◆ **YOUR TASK**: Collect every line of the records below that contains the word "preta".

--- SOURCE INFORMATION Enclosed Below ---

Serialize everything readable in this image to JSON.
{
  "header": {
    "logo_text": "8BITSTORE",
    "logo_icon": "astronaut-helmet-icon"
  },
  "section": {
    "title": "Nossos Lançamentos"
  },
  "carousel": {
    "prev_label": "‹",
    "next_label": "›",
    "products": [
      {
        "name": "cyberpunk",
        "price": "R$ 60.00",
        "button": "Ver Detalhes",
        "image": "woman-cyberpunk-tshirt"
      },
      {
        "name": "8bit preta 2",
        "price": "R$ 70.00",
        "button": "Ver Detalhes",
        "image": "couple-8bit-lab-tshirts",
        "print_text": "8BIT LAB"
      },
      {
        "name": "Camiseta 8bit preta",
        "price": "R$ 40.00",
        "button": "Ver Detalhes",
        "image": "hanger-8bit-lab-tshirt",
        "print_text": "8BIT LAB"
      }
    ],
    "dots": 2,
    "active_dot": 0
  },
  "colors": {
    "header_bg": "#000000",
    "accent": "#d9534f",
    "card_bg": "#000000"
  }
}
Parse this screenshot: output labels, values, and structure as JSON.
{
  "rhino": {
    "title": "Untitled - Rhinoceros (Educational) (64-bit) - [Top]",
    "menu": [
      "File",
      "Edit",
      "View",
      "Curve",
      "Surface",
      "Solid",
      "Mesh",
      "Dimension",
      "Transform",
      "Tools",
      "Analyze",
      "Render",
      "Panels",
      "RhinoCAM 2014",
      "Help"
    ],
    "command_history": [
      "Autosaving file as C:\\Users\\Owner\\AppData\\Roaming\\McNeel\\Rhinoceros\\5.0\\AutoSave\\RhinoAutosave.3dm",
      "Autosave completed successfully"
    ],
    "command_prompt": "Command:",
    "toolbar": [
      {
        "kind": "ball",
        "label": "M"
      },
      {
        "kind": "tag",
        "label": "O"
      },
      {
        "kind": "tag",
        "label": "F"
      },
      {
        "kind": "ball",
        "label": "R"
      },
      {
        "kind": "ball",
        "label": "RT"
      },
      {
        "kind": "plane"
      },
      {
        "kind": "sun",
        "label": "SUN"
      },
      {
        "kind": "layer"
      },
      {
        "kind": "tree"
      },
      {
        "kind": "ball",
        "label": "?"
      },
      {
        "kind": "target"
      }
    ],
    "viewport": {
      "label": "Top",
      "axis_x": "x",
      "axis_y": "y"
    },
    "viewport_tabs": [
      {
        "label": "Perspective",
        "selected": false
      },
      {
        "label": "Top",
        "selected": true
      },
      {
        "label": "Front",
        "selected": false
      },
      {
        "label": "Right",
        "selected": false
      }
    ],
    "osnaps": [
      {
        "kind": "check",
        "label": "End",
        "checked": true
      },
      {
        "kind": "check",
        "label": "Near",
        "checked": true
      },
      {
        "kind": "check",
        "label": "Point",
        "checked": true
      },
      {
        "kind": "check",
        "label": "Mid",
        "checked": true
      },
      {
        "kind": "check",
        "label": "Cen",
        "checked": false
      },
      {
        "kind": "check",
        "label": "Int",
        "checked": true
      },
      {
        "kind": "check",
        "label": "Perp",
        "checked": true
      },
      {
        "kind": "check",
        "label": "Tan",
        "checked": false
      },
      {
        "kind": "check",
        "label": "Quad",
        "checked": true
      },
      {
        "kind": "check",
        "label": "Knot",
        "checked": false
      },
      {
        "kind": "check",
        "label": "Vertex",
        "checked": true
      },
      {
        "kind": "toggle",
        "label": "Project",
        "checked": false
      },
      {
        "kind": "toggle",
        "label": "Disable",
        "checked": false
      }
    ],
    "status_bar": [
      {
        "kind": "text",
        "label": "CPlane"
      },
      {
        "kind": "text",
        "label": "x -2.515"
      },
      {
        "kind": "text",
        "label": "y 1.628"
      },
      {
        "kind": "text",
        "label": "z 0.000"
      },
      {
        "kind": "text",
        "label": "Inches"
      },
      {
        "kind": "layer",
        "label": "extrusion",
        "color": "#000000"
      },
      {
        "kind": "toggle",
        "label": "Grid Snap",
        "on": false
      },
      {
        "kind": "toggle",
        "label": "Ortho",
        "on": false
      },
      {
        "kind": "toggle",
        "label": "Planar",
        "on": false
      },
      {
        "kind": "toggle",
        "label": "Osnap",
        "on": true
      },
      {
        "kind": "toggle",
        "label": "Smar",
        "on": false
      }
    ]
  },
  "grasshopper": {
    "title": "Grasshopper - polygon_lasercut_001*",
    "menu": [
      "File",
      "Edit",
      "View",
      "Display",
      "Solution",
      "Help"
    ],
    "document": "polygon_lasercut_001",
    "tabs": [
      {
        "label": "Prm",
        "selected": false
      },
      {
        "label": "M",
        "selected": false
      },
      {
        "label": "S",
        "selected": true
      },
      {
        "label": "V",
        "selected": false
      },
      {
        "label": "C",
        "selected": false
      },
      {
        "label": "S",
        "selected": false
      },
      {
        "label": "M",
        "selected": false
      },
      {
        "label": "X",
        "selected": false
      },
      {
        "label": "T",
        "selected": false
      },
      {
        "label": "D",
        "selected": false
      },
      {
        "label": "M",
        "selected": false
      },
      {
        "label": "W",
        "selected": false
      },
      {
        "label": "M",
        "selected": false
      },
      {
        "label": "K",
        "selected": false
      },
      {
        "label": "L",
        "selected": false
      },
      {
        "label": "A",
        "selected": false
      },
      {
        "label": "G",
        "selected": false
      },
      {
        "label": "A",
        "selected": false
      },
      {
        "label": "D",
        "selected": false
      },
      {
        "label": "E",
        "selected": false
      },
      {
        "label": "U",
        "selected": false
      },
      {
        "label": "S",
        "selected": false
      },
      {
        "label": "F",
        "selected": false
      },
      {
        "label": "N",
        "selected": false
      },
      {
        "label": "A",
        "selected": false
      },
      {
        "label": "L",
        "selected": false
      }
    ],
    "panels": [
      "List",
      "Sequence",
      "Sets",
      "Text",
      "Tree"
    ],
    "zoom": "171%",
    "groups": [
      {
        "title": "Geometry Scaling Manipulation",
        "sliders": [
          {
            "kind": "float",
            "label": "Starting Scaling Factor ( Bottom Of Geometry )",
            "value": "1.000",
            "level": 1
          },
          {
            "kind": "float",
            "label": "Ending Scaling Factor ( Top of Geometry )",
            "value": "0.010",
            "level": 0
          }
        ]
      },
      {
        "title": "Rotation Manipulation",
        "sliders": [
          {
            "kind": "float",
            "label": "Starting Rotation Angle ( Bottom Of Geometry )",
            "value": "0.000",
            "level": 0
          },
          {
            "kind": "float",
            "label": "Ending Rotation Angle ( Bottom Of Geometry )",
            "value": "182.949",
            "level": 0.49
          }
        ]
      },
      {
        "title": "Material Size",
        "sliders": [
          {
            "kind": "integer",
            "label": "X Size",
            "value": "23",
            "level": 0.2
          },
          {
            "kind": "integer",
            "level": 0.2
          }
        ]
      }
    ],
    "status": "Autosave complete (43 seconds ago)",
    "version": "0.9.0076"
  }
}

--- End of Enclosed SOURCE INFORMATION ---

◆ **WRITTEN SOLUTION**:
        "name": "8bit preta 2",
        "name": "Camiseta 8bit preta",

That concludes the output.